Reasons the San Antonio Spurs may be wary of Johnson
Despite Johnson's impressive potential, there are still some lingering questions being raised about his game and intangibles, some being understandable and others being a bit of a reach.
Shooting 44 percent from deep is impressive on paper, but when you break down the numbers a bit more, a less convincing story is told. Johnson took only 18 total attempts from beyond the arc last year, nearly all of which were spot-up catch-and-shoot attempts that other teams' defenses willingly allowed him to take.
While it's true that he made a good amount of the threes he did take, considering the volume and quality of looks he was given, it appeared that defenses were willing to live with the outcome. He took only 1.4 attempts from deep per game, a rate that placed him at the 43rd percentile.

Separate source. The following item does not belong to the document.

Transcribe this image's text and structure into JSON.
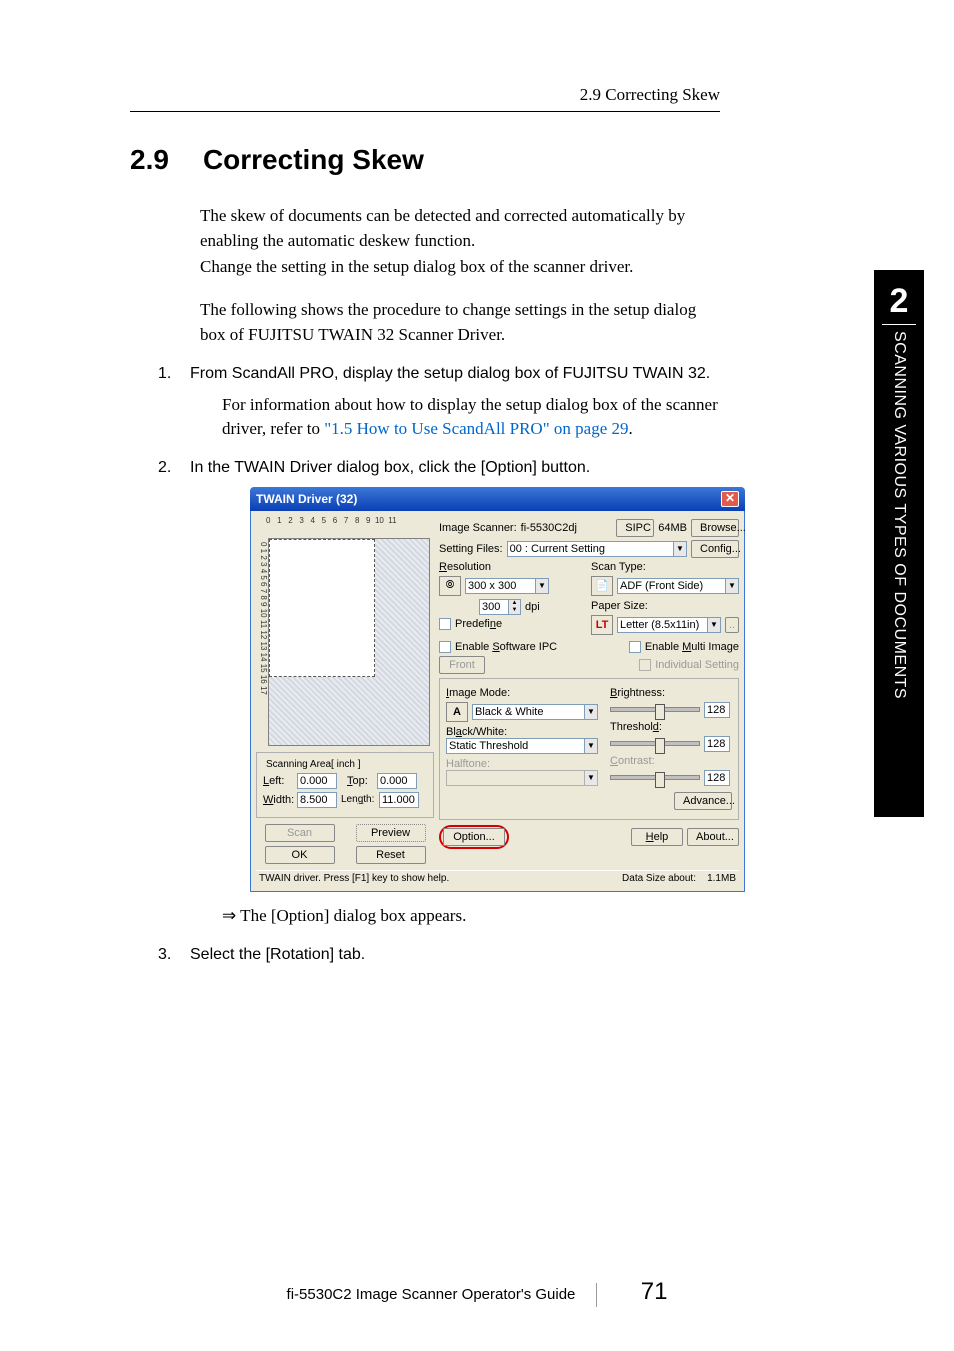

If he had shot better from the charity stripe, this would be less of a concern, but shooting only 62% from the line leaves even more questions unanswered about his jumper and his overall rhythm as a shooter. He didn’t shy away from getting to the line with a free throw attempt rate that landed him at the 61st percentile, but his ability to cash in on those opportunities is a bit worrisome. And to make matters even worse, Johnson made only one pull-up jumper last season.
Nonetheless, based on his ceiling, the San Antonio Spurs would be making the right move if they went ahead and drafted Johnson with the 12th overall pick. Even if that pick seems like a gamble, San Antonio isn’t in a position to draft limited upside players who can contribute early on. The Spurs need All-Star caliber talent and upside, and Johnson could be as good as you can get late in the lottery.